Go through the entries below and copy every line that holds the word "jfif".

####################

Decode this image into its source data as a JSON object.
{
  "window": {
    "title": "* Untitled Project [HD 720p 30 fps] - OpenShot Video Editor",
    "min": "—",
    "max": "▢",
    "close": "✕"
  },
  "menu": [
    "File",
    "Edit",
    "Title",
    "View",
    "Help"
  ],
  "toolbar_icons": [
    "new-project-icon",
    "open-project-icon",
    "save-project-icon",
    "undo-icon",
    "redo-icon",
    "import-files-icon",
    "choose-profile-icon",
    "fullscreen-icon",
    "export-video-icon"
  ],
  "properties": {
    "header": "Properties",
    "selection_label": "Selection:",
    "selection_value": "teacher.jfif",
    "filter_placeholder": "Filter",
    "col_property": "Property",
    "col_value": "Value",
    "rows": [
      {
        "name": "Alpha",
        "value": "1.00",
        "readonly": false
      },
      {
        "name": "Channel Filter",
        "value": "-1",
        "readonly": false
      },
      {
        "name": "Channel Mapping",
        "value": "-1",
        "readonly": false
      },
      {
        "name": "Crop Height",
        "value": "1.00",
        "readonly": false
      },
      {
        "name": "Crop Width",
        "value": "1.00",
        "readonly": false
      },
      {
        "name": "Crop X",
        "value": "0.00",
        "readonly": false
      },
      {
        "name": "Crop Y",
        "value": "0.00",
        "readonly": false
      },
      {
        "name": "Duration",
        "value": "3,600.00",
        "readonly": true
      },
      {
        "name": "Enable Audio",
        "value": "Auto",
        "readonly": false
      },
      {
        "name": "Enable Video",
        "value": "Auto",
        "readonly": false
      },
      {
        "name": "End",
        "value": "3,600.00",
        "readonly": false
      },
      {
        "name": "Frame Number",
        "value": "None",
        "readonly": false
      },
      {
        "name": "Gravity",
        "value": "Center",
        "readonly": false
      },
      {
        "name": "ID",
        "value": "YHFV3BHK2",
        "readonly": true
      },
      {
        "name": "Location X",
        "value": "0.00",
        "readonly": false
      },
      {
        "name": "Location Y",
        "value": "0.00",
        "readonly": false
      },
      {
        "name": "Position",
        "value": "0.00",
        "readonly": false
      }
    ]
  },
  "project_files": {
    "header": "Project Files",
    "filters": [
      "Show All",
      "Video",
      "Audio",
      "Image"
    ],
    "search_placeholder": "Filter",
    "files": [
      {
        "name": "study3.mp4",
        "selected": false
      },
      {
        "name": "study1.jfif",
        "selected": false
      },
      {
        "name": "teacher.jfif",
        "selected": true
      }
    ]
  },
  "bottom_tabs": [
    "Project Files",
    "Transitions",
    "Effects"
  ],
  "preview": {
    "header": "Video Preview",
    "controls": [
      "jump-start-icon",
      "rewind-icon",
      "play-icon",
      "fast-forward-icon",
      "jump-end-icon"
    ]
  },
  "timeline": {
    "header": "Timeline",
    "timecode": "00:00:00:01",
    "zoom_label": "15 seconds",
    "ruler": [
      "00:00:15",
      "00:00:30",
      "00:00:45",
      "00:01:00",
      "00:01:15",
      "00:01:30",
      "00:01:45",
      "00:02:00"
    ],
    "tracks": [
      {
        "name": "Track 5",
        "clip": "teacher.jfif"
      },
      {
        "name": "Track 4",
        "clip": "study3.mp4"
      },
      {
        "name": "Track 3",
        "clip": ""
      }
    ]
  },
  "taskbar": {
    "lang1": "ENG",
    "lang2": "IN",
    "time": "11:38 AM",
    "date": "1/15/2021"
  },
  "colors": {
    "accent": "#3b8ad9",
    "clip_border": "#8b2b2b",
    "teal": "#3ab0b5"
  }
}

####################

**Task solution:**
    "selection_value": "teacher.jfif",
        "name": "study1.jfif",
        "name": "teacher.jfif",
        "clip": "teacher.jfif"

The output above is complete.